DIRECTIONS:
Below are the records. State how many of their lines hold the word "icon", and add nothing else.

INPUT RECORDS:

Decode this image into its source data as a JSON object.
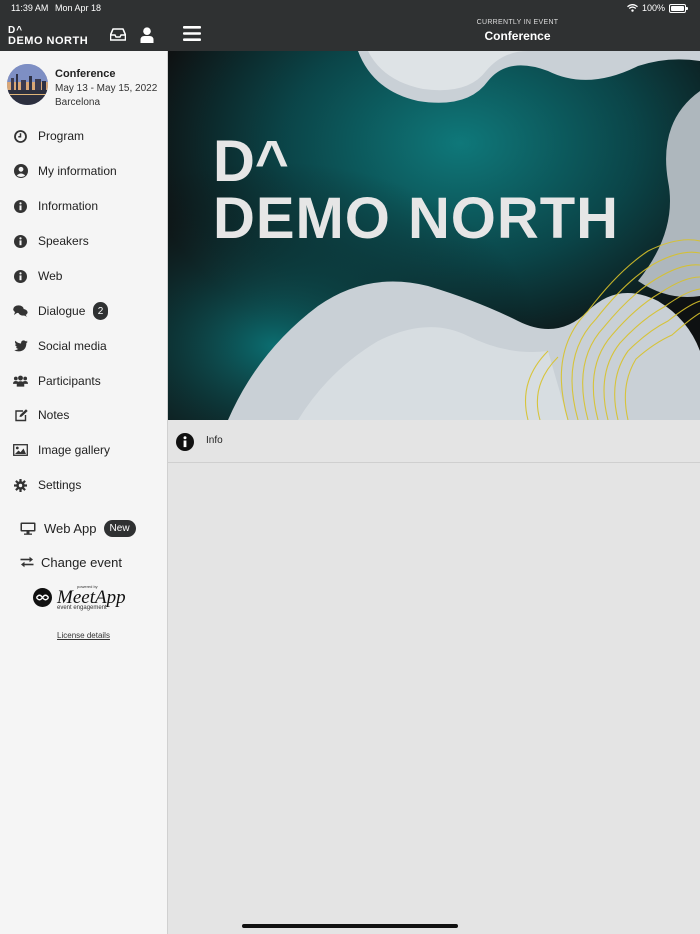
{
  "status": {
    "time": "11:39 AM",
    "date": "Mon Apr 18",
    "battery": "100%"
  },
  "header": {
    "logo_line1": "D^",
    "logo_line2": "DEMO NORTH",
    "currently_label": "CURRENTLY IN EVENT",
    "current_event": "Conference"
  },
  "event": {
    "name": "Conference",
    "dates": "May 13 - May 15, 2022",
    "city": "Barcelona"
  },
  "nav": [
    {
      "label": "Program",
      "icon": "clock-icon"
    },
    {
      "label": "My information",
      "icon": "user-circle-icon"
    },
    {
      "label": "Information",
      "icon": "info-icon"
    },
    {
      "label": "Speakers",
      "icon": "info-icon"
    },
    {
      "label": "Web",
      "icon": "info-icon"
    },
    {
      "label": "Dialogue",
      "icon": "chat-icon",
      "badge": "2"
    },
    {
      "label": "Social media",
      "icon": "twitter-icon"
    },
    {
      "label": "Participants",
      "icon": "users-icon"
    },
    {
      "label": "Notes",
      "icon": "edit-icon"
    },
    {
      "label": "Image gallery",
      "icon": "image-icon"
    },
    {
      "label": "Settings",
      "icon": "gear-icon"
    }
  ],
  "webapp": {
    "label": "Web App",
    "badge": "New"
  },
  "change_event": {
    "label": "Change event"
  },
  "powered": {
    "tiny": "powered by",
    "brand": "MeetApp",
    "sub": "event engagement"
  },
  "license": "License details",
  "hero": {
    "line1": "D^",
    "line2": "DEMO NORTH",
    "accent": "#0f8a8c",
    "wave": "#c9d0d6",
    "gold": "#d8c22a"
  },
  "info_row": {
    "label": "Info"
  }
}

RESULT OF THE TASK:
11